For nearly 10 years, students in the Florida A&M University School of Journalism & Graphic Communications have made a home for aspiring narrative feature storytellers. A place where some of the most talented student journalists and filmmakers have worked with fellow students to produce riveting stories that cover a variety of topics. A showcase, where the top student producers, best videographers and most-skilled student public relations practitioners, all work together to create something. J-School Journals. The real-life-stories of real-life people on one big stage.
This semester, J-School Journals will showcase multimedia projects and full-length 15-minute pieces. The feature topics range from childhood hunger and housing segregation, to African-American women role models in today’s society and the demise of young African-American men within the justice system. Throughout the semester, the trailers for the Fall 2015 narrative features and multimedia projects will be posted. Don't forget to come to J-School Journals to see the full-length features. The showcase will be held on Saturday, Dec. 5, 2015 at 1 PM in the Lee Hall Auditorium on the campus of Florida A&M University. Lee Hall Auditorium is located at 1601 S. Martin Luther King Jr. Blvd, Tallahassee, FL 32301.
The Zip Code Divide
The Zip Code Divide is a mini-documentary that begins to explore the history of housing segregation in the United States and its lasting effects on the country. The piece takes a look at what the 1968 Fair Housing Act is and how the lack of its enforcement may directly correlate with socioeconomic issues of today. This mini-documentary is the first part to a three-part multimedia project that includes a podcast and an online article.
From explicit music lyrics and provocative music videos, to controversial television roles and Instagram models, it's common to see African-American women portrayed negatively in the media. New Shade explores whether these negative portrayals impact how society treats these women.
In the Spring of 2015, four student-produced pieces were screened in J-School Journals. The 15-minute documentaries took an in-depth look on important socioeconomic issues, life-threatening illnesses, the role of race in today’s society and sports history. Below are the trailers for the four narrative features selected in Spring 2015 and if you’d like to see the full documentaries, the links are included.
The Redzone: State of HBCU Sports
Trapped: The Restricted American Dream
Returned to Sender
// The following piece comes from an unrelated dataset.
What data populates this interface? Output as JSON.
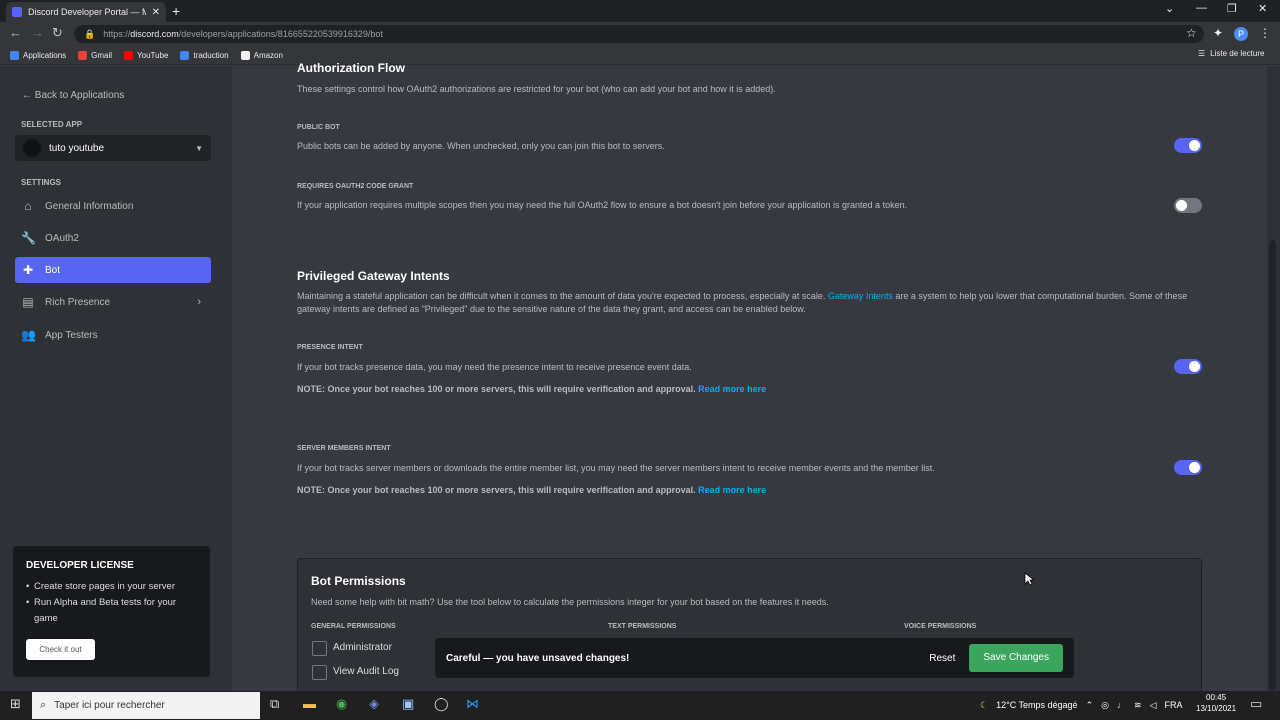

Return to Sender is a narrative feature that focuses on letters that African-American fathers (Tracy Martin & Life Malcolm) have written to their sons. You can view the full documentary at: https://www.youtube.com/watch?v=_fWl5EIc8Sk